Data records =

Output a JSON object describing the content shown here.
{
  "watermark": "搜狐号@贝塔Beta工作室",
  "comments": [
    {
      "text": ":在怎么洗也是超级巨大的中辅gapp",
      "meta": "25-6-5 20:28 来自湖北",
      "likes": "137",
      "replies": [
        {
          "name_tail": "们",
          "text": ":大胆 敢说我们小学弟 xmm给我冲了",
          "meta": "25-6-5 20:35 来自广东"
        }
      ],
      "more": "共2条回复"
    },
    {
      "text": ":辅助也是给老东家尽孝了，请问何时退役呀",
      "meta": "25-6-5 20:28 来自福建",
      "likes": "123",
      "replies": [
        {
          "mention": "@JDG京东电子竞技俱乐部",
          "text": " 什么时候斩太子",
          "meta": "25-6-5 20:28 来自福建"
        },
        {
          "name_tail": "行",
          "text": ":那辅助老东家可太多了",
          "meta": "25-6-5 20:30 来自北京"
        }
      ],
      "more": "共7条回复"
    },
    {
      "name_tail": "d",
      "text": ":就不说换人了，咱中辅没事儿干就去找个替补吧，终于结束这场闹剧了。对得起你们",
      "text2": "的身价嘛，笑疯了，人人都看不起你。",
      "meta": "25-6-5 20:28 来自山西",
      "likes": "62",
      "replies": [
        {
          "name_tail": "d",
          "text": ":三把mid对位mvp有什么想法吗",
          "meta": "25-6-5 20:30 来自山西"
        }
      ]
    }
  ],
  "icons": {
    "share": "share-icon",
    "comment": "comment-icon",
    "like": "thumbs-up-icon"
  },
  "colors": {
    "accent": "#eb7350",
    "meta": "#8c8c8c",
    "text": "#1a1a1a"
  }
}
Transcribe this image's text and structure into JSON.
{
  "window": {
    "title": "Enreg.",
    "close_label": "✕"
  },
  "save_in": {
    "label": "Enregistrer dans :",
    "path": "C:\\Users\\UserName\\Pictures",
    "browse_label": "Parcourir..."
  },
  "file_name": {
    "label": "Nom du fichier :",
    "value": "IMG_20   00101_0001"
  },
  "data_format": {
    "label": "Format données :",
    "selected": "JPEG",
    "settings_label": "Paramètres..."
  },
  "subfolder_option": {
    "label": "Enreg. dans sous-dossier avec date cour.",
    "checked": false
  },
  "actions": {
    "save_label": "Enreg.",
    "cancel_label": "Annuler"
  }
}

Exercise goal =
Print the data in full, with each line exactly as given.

Response to the exercise =
Output a JSON object describing the content shown here.
{
  "watermark": "搜狐号@贝塔Beta工作室",
  "comments": [
    {
      "text": ":在怎么洗也是超级巨大的中辅gapp",
      "meta": "25-6-5 20:28 来自湖北",
      "likes": "137",
      "replies": [
        {
          "name_tail": "们",
          "text": ":大胆 敢说我们小学弟 xmm给我冲了",
          "meta": "25-6-5 20:35 来自广东"
        }
      ],
      "more": "共2条回复"
    },
    {
      "text": ":辅助也是给老东家尽孝了，请问何时退役呀",
      "meta": "25-6-5 20:28 来自福建",
      "likes": "123",
      "replies": [
        {
          "mention": "@JDG京东电子竞技俱乐部",
          "text": " 什么时候斩太子",
          "meta": "25-6-5 20:28 来自福建"
        },
        {
          "name_tail": "行",
          "text": ":那辅助老东家可太多了",
          "meta": "25-6-5 20:30 来自北京"
        }
      ],
      "more": "共7条回复"
    },
    {
      "name_tail": "d",
      "text": ":就不说换人了，咱中辅没事儿干就去找个替补吧，终于结束这场闹剧了。对得起你们",
      "text2": "的身价嘛，笑疯了，人人都看不起你。",
      "meta": "25-6-5 20:28 来自山西",
      "likes": "62",
      "replies": [
        {
          "name_tail": "d",
          "text": ":三把mid对位mvp有什么想法吗",
          "meta": "25-6-5 20:30 来自山西"
        }
      ]
    }
  ],
  "icons": {
    "share": "share-icon",
    "comment": "comment-icon",
    "like": "thumbs-up-icon"
  },
  "colors": {
    "accent": "#eb7350",
    "meta": "#8c8c8c",
    "text": "#1a1a1a"
  }
}
Transcribe this image's text and structure into JSON.
{
  "window": {
    "title": "Enreg.",
    "close_label": "✕"
  },
  "save_in": {
    "label": "Enregistrer dans :",
    "path": "C:\\Users\\UserName\\Pictures",
    "browse_label": "Parcourir..."
  },
  "file_name": {
    "label": "Nom du fichier :",
    "value": "IMG_20   00101_0001"
  },
  "data_format": {
    "label": "Format données :",
    "selected": "JPEG",
    "settings_label": "Paramètres..."
  },
  "subfolder_option": {
    "label": "Enreg. dans sous-dossier avec date cour.",
    "checked": false
  },
  "actions": {
    "save_label": "Enreg.",
    "cancel_label": "Annuler"
  }
}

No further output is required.